Of course, the Dallas Cowboys are looking to pay a quarterback themselves in Dak Prescott, and every deal that happens with a signal-caller is of interest because that’s how business works. The market is impacted and influenced by what happens around it, and Mahomes’ deal is now a variable that the Cowboys (and Dak’s representation) have to consider. What could it mean?

Maybe the Mahomes deal means that it’s easier for Dak and the Cowboys to get one done

While the amount of money that Pat Mahomes got is certainly going to be something that Dak Prescott’s representation uses to their benefit, the length of the deal that the Chiefs star signed is going to be a variable that the Cowboys use. For so long the disagreement between Dallas and Team Dak has seemingly been an issue of time, well if the new precedent is a 10-year extension then that works in favor of the Cowboys.

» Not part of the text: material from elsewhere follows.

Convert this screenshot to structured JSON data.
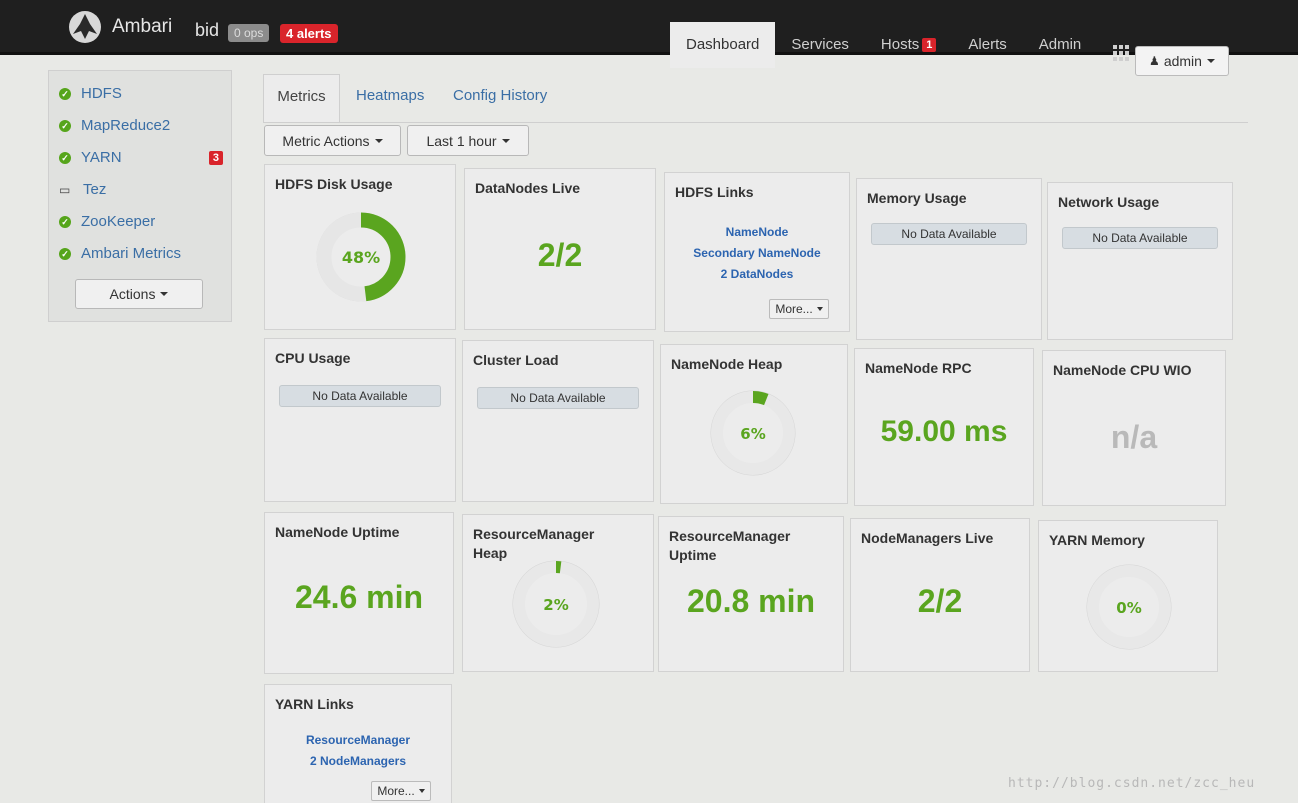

The Cowboys have until next Wednesday (July 15th) to negotiate a long-term deal with Dak Prescott or else they will all have to play out the 2020 season with him on the franchise tag that he already signed. There is obviously a lot of unknown and uncertainty about football and the variables that surround it this season given the way that the Covid-19 pandemic has impacted all of our lives, but it is possible that the Mahomes deal helps a Dak one happen in time to avoid playing out the tag. From ESPN’s Bill Barnwell:

Prescott’s deal will be a little trickier, since he has already played through his rookie deal and is on a franchise tag. As I mentioned earlier this offseason, he could go year to year and end up making nearly $188 million over the next five seasons. Everything reported about this situation suggests the Cowboys and Prescott are disagreeing less about the money involved than they are about the years of the contract, with the quarterback preferring a shorter deal and the Cowboys wanting a longer one.

I don’t think the Cowboys would offer Prescott an 11-year extension to his franchise tag, but the Mahomes deal gives Dallas more fuel for its side of the argument. Prescott was always going to get more money than Mahomes over the next few years. While he will make $141.5 million over the first five years of his new deal, a Prescott contract is likely to come in somewhere between $170 million and $190 million over that same time frame. If anything, the Mahomes deal getting done makes it a little more likely Prescott and the Cowboys come to terms before the July 15 deadline.

To be clear Barnwell was noting that Prescott’s deal may be “a little trickier” than Houston Texans quarterback Deshaun Watson’s as Prescott and Watson are now the two quarterbacks to watch for big deals with Mahomes locked up (you never know about Mitchell Trubisky, though!). Watson is on the same rookie contract timeframe that Mahomes previously was so Houston still holds two more years of team control which is what makes that situation less complicated.

Perhaps Pat Mahomes will be an outlier of sorts in that his deal takes place over the course of a decade while Dak Prescott’s might be more like the ones that we’ve seen in recent memory. It is definitely possible that Mahomes taking a 10-year deal could be what makes Prescott’s representation bend on a five-year deal given the enormous precedent set. Maybe they will win in annual average value where the Cowboys would win in time.

Speaking of time, the Cowboys are running out.